◆ **Exercise requirements**
Find the word "this" in the records and copy every line where it occurs.

◆ **Dataset rows describing interfaces**
::::

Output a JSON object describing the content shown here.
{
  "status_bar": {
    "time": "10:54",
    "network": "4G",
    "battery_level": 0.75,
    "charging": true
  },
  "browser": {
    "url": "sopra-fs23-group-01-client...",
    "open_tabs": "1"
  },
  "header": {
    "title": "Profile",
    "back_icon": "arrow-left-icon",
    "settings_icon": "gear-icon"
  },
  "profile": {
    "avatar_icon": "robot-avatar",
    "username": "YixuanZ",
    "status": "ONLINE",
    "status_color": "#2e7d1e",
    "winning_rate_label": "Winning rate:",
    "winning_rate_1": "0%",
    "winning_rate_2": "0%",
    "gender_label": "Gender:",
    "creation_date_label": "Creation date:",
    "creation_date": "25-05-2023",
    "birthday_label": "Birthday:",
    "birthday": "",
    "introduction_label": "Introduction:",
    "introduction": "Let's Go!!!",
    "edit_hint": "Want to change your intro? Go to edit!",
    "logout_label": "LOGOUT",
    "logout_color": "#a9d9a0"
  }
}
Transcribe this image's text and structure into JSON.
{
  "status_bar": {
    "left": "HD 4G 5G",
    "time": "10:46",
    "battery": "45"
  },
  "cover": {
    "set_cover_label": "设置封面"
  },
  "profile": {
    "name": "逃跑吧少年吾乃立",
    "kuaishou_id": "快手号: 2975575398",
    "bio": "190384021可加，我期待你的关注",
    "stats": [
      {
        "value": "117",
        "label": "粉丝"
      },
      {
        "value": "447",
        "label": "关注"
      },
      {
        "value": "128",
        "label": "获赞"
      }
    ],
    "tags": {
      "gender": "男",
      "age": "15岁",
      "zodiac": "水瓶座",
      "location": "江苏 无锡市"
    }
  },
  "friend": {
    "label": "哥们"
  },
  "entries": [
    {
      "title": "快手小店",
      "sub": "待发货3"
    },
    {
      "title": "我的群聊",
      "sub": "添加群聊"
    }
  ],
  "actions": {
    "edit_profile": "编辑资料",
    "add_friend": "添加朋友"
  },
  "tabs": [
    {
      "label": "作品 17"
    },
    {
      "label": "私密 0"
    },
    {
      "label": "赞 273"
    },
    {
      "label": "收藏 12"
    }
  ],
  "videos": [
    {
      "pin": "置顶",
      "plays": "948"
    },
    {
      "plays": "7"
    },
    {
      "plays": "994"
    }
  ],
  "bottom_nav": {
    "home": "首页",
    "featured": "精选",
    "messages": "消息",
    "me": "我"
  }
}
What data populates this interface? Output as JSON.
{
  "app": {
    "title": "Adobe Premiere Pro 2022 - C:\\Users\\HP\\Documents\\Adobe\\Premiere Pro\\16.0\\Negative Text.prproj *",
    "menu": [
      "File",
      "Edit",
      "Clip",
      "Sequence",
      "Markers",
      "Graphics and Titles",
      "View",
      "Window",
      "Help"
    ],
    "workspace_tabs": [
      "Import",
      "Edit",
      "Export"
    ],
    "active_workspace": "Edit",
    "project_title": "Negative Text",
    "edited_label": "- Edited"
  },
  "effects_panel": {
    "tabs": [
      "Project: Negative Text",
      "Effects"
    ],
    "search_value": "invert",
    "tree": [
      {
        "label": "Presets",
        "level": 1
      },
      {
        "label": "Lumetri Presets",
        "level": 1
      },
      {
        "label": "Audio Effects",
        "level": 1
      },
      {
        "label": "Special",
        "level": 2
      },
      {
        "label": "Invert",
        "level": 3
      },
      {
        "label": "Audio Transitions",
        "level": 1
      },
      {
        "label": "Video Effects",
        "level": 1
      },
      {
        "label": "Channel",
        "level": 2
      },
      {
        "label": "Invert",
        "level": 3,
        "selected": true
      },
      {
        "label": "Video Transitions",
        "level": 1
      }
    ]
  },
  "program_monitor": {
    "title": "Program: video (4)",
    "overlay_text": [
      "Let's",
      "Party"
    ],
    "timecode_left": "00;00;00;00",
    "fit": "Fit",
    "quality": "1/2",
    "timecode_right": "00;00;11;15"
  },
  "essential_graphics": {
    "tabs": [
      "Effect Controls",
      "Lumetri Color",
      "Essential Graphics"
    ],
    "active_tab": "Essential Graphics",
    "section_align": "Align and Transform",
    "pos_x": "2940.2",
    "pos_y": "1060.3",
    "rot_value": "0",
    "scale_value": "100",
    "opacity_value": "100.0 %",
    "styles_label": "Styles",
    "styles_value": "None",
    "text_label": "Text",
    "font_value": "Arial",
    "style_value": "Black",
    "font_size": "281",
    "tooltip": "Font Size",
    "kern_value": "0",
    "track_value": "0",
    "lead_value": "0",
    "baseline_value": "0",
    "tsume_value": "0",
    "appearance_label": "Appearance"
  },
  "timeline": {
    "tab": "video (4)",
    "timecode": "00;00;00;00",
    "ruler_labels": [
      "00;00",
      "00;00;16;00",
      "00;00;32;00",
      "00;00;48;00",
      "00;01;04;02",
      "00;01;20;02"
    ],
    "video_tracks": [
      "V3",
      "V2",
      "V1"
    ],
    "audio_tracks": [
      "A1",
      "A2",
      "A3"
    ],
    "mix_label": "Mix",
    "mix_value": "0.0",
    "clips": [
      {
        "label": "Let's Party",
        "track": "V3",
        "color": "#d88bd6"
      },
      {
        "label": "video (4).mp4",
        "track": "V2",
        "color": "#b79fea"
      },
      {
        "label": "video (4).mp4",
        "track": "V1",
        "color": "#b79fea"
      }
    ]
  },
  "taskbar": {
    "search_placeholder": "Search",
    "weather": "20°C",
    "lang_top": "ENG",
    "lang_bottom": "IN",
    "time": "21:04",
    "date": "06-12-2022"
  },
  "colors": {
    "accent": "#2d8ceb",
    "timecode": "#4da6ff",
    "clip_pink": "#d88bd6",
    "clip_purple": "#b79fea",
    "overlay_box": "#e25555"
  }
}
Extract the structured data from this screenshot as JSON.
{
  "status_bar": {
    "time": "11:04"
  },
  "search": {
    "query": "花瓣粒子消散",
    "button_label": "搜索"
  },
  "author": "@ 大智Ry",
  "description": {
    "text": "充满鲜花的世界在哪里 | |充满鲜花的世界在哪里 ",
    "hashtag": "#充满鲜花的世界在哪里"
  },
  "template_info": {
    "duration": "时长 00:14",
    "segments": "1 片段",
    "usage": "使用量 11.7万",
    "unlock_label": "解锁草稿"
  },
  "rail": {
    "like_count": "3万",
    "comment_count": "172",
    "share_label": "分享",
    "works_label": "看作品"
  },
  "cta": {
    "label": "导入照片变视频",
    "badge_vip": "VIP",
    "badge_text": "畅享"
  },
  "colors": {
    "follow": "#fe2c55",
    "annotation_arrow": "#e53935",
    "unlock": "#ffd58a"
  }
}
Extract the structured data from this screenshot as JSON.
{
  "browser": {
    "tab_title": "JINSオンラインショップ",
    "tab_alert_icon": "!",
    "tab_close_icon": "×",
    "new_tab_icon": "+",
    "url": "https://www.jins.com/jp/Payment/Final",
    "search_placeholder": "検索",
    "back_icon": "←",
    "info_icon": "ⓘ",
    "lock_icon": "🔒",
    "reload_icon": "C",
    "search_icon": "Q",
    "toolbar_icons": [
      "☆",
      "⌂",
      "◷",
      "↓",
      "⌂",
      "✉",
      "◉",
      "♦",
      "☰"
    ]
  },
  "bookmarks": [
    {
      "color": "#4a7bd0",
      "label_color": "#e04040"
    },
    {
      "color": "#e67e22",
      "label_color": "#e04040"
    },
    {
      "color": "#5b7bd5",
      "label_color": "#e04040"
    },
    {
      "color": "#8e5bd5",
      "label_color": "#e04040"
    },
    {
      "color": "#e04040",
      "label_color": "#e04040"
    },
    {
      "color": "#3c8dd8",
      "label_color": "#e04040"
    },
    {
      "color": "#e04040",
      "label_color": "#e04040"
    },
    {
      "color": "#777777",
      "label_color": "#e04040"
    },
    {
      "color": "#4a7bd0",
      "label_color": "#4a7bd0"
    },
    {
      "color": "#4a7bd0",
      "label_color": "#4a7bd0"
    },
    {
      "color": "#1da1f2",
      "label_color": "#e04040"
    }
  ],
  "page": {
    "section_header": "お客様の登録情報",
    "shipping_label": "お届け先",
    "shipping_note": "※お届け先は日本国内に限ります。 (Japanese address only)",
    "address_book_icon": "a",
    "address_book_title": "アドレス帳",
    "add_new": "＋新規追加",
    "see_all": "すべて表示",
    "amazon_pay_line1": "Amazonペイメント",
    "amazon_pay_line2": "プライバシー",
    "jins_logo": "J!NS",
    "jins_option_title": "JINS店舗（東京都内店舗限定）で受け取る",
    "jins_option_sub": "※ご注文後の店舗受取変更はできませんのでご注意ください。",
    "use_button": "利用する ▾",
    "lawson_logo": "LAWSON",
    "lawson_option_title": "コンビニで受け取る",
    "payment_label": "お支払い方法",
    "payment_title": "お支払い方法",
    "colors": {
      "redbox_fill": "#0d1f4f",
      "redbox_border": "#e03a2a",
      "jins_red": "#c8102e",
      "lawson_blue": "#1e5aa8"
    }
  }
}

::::

◆ **Reply to the exercise**
Transcribe this image's text and structure into JSON.
What data populates this interface? Output as JSON.
Extract the structured data from this screenshot as JSON.
Extract the structured data from this screenshot as JSON.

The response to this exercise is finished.